[PROBLEM DESCRIPTION] Your answer should consist of each line from the data below that contains "public".
--- EXERCISE MATERIAL Enclosed Below ---
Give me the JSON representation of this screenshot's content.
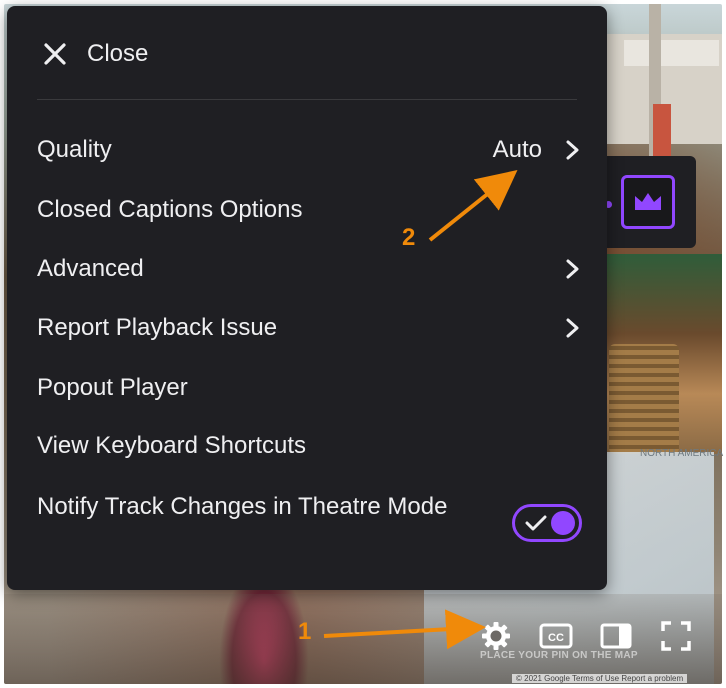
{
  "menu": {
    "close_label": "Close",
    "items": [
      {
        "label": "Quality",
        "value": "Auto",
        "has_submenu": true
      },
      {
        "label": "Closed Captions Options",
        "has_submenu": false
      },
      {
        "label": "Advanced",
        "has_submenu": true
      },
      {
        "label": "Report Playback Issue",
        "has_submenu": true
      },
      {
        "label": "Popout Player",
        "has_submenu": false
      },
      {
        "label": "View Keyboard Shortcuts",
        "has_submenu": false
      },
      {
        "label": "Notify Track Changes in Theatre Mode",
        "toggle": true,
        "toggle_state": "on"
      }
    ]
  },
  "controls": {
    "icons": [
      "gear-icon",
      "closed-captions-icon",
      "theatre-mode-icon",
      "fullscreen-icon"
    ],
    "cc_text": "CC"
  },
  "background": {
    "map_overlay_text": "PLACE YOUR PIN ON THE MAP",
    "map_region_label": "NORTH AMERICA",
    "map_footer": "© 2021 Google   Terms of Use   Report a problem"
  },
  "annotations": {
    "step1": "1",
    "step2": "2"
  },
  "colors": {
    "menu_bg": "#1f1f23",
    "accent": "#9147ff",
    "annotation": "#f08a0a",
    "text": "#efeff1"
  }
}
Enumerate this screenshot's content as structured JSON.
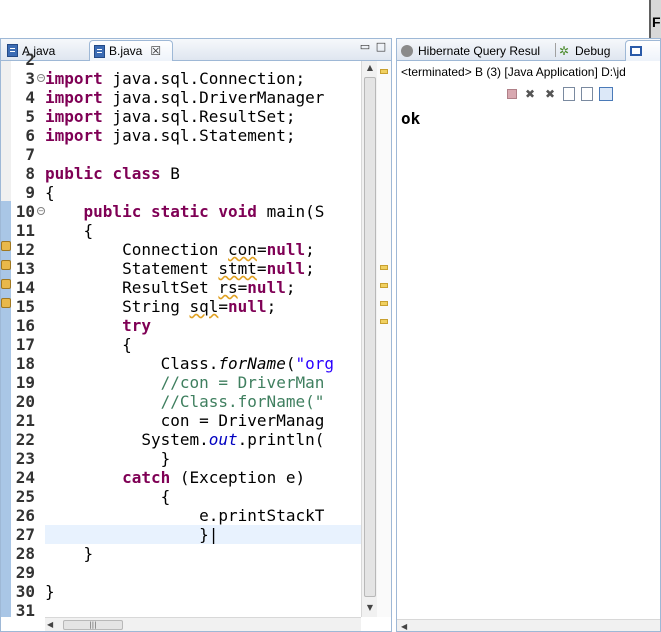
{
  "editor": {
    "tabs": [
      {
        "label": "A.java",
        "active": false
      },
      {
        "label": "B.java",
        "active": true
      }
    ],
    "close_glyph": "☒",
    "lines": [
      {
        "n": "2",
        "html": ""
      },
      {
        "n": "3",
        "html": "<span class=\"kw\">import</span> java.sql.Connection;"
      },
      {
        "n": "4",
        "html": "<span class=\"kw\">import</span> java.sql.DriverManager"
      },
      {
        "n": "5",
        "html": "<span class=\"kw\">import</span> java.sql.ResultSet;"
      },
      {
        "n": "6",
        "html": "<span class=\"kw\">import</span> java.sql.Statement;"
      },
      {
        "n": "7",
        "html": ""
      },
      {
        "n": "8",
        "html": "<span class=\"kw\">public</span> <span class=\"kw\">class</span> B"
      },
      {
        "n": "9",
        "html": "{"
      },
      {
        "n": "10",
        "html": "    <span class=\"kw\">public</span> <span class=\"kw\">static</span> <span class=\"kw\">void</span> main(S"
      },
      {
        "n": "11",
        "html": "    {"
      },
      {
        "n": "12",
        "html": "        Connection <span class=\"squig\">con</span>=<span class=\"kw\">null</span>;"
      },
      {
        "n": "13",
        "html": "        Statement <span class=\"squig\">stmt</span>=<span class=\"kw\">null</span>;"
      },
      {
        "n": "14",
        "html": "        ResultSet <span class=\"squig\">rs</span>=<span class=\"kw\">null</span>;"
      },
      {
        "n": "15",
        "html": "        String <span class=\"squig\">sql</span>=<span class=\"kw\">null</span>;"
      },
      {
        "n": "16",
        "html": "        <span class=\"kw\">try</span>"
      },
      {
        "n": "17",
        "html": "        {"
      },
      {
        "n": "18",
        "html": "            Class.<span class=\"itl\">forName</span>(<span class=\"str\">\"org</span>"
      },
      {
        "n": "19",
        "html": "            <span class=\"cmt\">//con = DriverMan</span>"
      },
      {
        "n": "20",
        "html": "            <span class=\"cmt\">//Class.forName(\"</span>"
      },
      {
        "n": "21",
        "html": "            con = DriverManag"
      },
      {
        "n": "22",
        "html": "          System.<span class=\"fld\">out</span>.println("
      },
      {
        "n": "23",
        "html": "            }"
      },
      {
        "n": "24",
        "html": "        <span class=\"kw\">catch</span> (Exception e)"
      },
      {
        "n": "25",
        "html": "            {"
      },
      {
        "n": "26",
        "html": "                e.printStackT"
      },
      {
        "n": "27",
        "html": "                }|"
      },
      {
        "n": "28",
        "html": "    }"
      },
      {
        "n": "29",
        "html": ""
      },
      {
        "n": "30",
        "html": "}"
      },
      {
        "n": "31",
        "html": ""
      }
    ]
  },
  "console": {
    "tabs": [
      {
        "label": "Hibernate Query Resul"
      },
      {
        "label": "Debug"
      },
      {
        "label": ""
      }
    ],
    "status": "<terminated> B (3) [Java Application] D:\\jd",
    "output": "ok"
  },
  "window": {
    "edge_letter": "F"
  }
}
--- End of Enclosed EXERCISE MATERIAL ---
[RESPONSE TO THIS EXERCISE]
        "html": "<span class=\"kw\">public</span> <span class=\"kw\">class</span> B"
        "html": "    <span class=\"kw\">public</span> <span class=\"kw\">static</span> <span class=\"kw\">void</span> main(S"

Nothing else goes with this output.